- Tertiary and Secondary qualifications first, the year you graduated and which institution you graduated from
- Relevant courses you have complete while at work, e.g. time management, presentation skills, training on specific software etc. and the month and year in which you completed the course.
- Employment History
- Include the name of each company, when you started and finished each role (month and year), along with responsibilities bullet pointed and then achievements for each role bullet pointed
- The objective of your resume is to provide details on your experience and achievements. It should quietly “sing your praise.” This is what will get a prospective employer interested in asking you in for your first interview. Most companies are driven by results and your resume should show your ability to produce results (i.e. achievements). Please make sure your achievements are quantifiable and bullet pointed.
- Do use bullet points to ensure it is simple and easy to read and scan through
- Do include your email address in contact details, (about 5%-10% of resumes don’t include an email address. Strange but true)
- Do use headings i.e. Personal Details, Education, Employment History. It allows the reader to quickly scan your resume for the important things they are looking for
- Do check your resume over and over again. Have it proof read by someone else; a fresh pair of eyes may see something you may have missed. Read it for accuracy and typographical errors before you submit it.
- Do write clear and concise facts with regards to responsibilities and achievements
- Do not lie. Ever.
- Do not use elaborate fonts and colours because this makes it painful to read
- Do not include a photo (unless you are applying to a modelling agency)
- Do not be modest – state your quantifiable achievements accurately
- Do not use “I” excessively; instead of “I increased sales by 20%” simply write “increased sales by 20% over the previously year” Stick with third person when writing a resume
- The language of your resume should be specific, clear, succinct and factual. You should not use flowery language or adjectives such as “highly successful” the fact you are 20% over budget illustrates your success. Facts not emotional language wins the day!
- Begin with your most recent job, and work backwards.
- Include company name, location, position title, your responsibilities specific dates of employment (e.g. May 1992 – Oct 2003), achievements and the reason for leaving (optional) and whether the position was full time, part time, temporary or permanent.
- Achievements are essential. Where ever possible quantify your achievements with facts and figures – percentage increases in sales, margin or market share increases, decreased costs, reducing lead times are all excellent ways to show you can add value to an organisation and be a successful hire.
- Gaps during employment history should be accounted for. If you don’t explain it on paper then a recruiter or employers will start to ask what are they hiding? Examples of gaps may be time out for study, travel or maternity leave. It is also OK to leave a job without another to move straight into.
- Include the basic information on positions that were early in your career and are less relevant to the jobs you are currently apply for. Include the company, title and length of service in each role. You’d be surprised how employers will see something positive in your previous history that you might find unimportant. Responsibilities and achievements can be left off the resume for these roles.
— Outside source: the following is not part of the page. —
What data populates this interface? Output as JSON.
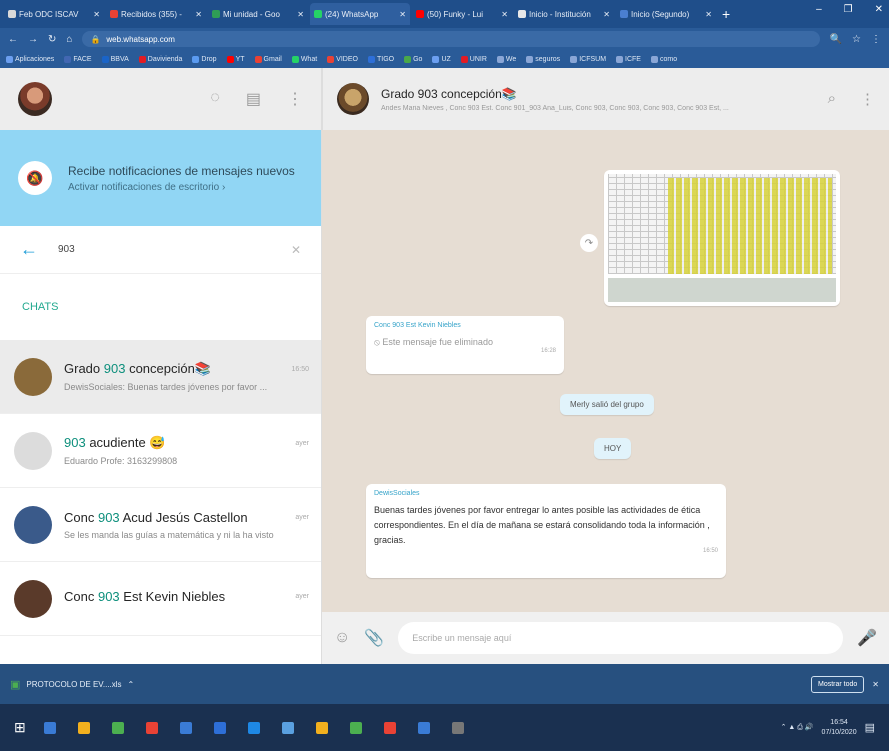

- Please provide at least two or more people that you have reported to previously. Your friend or colleague cannot provide details on how to manage you or how to get the best out of you etc. This is important information for your new employer.
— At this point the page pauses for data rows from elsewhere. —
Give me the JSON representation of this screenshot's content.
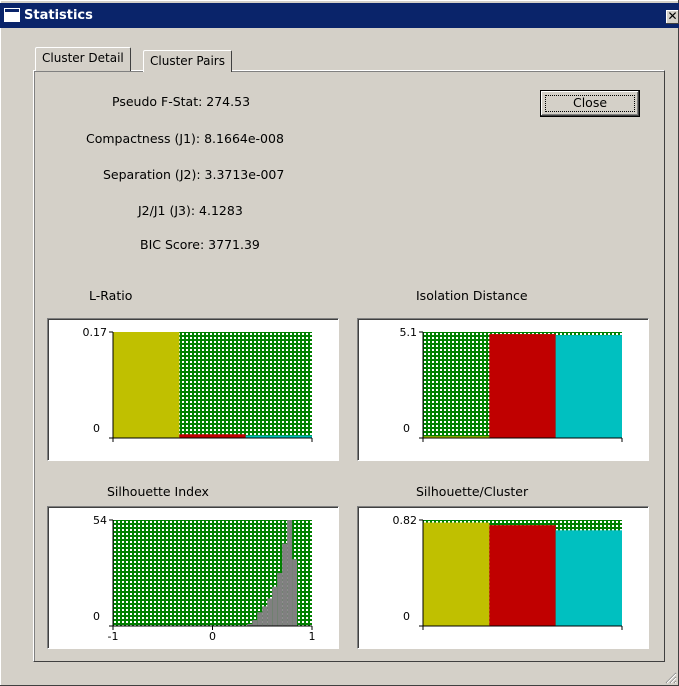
{
  "window": {
    "title": "Statistics",
    "close_glyph": "✕"
  },
  "tabs": [
    {
      "label": "Cluster Detail",
      "active": true
    },
    {
      "label": "Cluster Pairs",
      "active": false
    }
  ],
  "stats": {
    "pseudo_f": "Pseudo F-Stat: 274.53",
    "compactness": "Compactness (J1): 8.1664e-008",
    "separation": "Separation (J2): 3.3713e-007",
    "j3": "J2/J1 (J3): 4.1283",
    "bic": "BIC Score: 3771.39"
  },
  "close_button": {
    "label": "Close"
  },
  "colors": {
    "grid_green": "#008000",
    "yellow": "#c0c000",
    "red": "#c00000",
    "cyan": "#00c0c0",
    "gray": "#808080"
  },
  "chart_data": [
    {
      "id": "l_ratio",
      "type": "bar",
      "title": "L-Ratio",
      "ylim": [
        0,
        0.17
      ],
      "ytick_labels": [
        "0.17",
        "0"
      ],
      "xtick_labels": [],
      "values": [
        0.17,
        0.006,
        0.004
      ],
      "colors": [
        "#c0c000",
        "#c00000",
        "#00c0c0"
      ]
    },
    {
      "id": "isolation_distance",
      "type": "bar",
      "title": "Isolation Distance",
      "ylim": [
        0,
        5.1
      ],
      "ytick_labels": [
        "5.1",
        "0"
      ],
      "xtick_labels": [],
      "values": [
        0.08,
        5.0,
        4.95
      ],
      "colors": [
        "#c0c000",
        "#c00000",
        "#00c0c0"
      ]
    },
    {
      "id": "silhouette_index",
      "type": "bar",
      "title": "Silhouette Index",
      "ylim": [
        0,
        54
      ],
      "ytick_labels": [
        "54",
        "0"
      ],
      "xtick_labels": [
        "-1",
        "0",
        "1"
      ],
      "xlim": [
        -1,
        1
      ],
      "histogram": {
        "bin_edges": [
          0.35,
          0.4,
          0.45,
          0.5,
          0.55,
          0.6,
          0.65,
          0.7,
          0.75,
          0.8,
          0.85
        ],
        "counts": [
          1,
          3,
          7,
          10,
          14,
          20,
          27,
          42,
          54,
          34
        ]
      },
      "colors": [
        "#808080"
      ]
    },
    {
      "id": "silhouette_cluster",
      "type": "bar",
      "title": "Silhouette/Cluster",
      "ylim": [
        0,
        0.82
      ],
      "ytick_labels": [
        "0.82",
        "0"
      ],
      "xtick_labels": [],
      "values": [
        0.8,
        0.78,
        0.74
      ],
      "colors": [
        "#c0c000",
        "#c00000",
        "#00c0c0"
      ]
    }
  ]
}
- Include your referee’s company, position title, mobile number and direct work contact number. If you do not feel comfortable providing referee details, make clear that you will provide them upon request.
- It is handy to let your referee know that a recruiter or HR manager will be calling to reference check you.